Geophysical Research Letters
John P. Loveless, 1; Chelsea P. Scott, 2; Richard W. Allmendinger, 2; and Gabriel González, 3,4.
1 Department of Geosciences, Smith College, Northampton, Massachusetts, USA
2 Department of Earth and Atmospheric Sciences, Cornell University, Ithaca, New York, USA
3 Departamento de Ciencias Geológicas, Universidad Católica del Norte, Antofagasta, Chile
4 Centro Nacional de Investigación para la Gestión Integrada de Desastres Naturales, Antofagasta, Chile
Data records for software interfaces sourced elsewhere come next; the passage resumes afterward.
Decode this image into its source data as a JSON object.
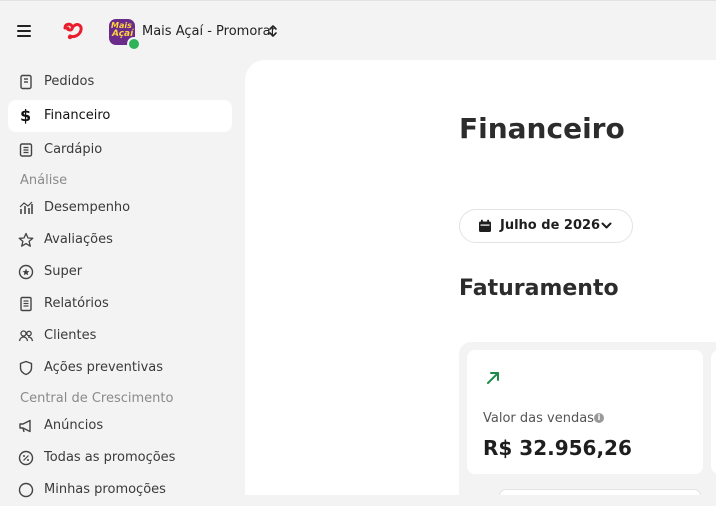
{
  "header": {
    "store_name": "Mais Açaí - Promorar",
    "store_avatar_line1": "Mais",
    "store_avatar_line2": "Açaí"
  },
  "sidebar": {
    "items_top": [
      {
        "label": "Pedidos",
        "icon": "receipt-icon"
      },
      {
        "label": "Financeiro",
        "icon": "dollar-icon",
        "active": true
      },
      {
        "label": "Cardápio",
        "icon": "menu-book-icon"
      }
    ],
    "section_analise": "Análise",
    "items_analise": [
      {
        "label": "Desempenho",
        "icon": "chart-icon"
      },
      {
        "label": "Avaliações",
        "icon": "star-icon"
      },
      {
        "label": "Super",
        "icon": "super-star-icon"
      },
      {
        "label": "Relatórios",
        "icon": "report-icon"
      },
      {
        "label": "Clientes",
        "icon": "users-icon"
      },
      {
        "label": "Ações preventivas",
        "icon": "shield-icon"
      }
    ],
    "section_crescimento": "Central de Crescimento",
    "items_crescimento": [
      {
        "label": "Anúncios",
        "icon": "megaphone-icon"
      },
      {
        "label": "Todas as promoções",
        "icon": "percent-icon"
      },
      {
        "label": "Minhas promoções",
        "icon": "tag-icon"
      }
    ]
  },
  "main": {
    "title": "Financeiro",
    "date_filter": "Julho de 2026",
    "section_title": "Faturamento",
    "card": {
      "label": "Valor das vendas",
      "info": "i",
      "value": "R$ 32.956,26"
    }
  },
  "colors": {
    "brand_red": "#ea1d2c",
    "trend_green": "#1f8a4c",
    "status_green": "#2fb35a"
  }
}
The 2014 Mw = 8.1 Iquique (Pisagua), Chile, earthquake sequence ruptured a segment of the Nazca-South America subduction zone that last hosted a great earthquake in 1877. The sequence opened >3700 surface cracks in the fore arc of decameter-scale length and millimeter-to centimeter-scale aperture. We use the strikes of measured cracks, inferred to be perpendicular to coseismically applied tension, to estimate the slip distribution of the main shock and largest aftershock. The slip estimates are compatible with those based on seismic, geodetic, and tsunami data, indicating that geologic observations can also place quantitative constraints on rupture properties. The earthquake sequence ruptured between two asperities inferred from a regional-scale distribution of surface cracks, interpreted to represent a modal or most common rupture scenario for the northern Chile subduction zone. We suggest that past events, including the 1877 earthquake, broke the 2014 Pisagua source area together with adjacent sections in a throughgoing rupture.